Hockey has had the fewest antitrust challenges of the four major sports. The NHLPA’s existence began in 1967. Still, a few issues have required judicial intervention. Similar to professional basketball in recent years, hockey has enjoyed a surge in popularity and prosperity as the fan base has increased, merchandising revenues have increased, television revenues have increased, and teams have moved to newer and more modern arenas across the country. It is likely that as hockey continues to expand teams in the United States and Canada, antitrust laws will likely be called upon to resolve a dispute. There have been several challenges to the market power of professional sports leagues by rival, newly formed upstart leagues. Professional football has had several challenges to its domination of the American marketplace. While newer leagues attempt to form a fan base and gain much needed television contracts for their survival, allegations of antitrust violations are common, particularly if the newer league ultimately folds.
In American Football League v. National Football League, 323 F.2d 124 (4th Cir. 1963), the AFL claimed that the NFL was a monopoly and sued alleging antitrust violations. However, the Fourth Circuit Court held that the NFL was a natural monopoly and did not violate antitrust laws.
Amateur sports in America do not have nearly as many legal challenges involving antitrust laws. Courts seem to have afforded amateur athletic organizations more latitude and less scrutiny. Several cases involving antitrust analysis in the amateur sports context have offered some guidance and certainty as to how antitrust laws should apply in the amateur sports context. For example, in NCAA v. Bd. of Regents of Univ. of Okla., 468 U.S. 85 (1984), the NCAA’s television broadcast plan was held to be anti-competitive and in violation of the Sherman Act.
In Law v. NCAA, 134 F.3d 1010 (10th Cir. 1998), the NCAA was again found to be in violation of federal antitrust laws when it implemented the REC (restricted-earnings coaches) Rule.
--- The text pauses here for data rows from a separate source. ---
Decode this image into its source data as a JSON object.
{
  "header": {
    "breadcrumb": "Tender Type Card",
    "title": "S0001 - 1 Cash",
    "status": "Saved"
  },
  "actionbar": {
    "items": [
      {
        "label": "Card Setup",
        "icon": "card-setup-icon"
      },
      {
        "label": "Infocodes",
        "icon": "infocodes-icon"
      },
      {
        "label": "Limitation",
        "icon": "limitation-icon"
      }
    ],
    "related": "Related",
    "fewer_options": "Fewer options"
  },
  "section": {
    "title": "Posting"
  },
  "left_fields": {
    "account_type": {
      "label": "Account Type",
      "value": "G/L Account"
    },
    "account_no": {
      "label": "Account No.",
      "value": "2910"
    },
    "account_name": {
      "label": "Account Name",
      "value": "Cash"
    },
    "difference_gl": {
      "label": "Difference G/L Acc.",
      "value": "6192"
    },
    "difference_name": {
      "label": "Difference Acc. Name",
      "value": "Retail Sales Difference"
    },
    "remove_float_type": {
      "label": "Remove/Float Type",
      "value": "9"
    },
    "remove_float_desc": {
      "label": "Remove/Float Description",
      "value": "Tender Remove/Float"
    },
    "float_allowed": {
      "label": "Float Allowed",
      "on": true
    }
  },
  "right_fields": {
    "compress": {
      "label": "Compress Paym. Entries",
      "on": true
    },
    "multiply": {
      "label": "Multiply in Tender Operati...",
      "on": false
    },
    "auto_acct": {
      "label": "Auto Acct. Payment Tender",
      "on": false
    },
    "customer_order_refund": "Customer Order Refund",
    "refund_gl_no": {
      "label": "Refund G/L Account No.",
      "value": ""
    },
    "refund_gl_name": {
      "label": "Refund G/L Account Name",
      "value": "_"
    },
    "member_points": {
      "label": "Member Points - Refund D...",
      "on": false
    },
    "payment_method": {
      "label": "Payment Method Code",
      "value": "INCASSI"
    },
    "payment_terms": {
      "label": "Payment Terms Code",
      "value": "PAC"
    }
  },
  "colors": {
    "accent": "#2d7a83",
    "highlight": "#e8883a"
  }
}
This rule limited the compensation of assistant coaches in all NCAA Division I sports to a mere $12,000 per year plus a possible $4,000 in the summer months. The rule was enacted as a cost-cutting measure among NCAA institutions that claimed that it also provided for a more competitive balance among member institutions. A group of coaches challenged the rule as being in violation of Section 1 of the Sherman Act, and the federal court found that the rule was anticompetitive and an unlawful restraint of trade. The NCAA was ordered to pay over $22 million in damages that was trebled to $67 million. The case finally settled for $54.5 million.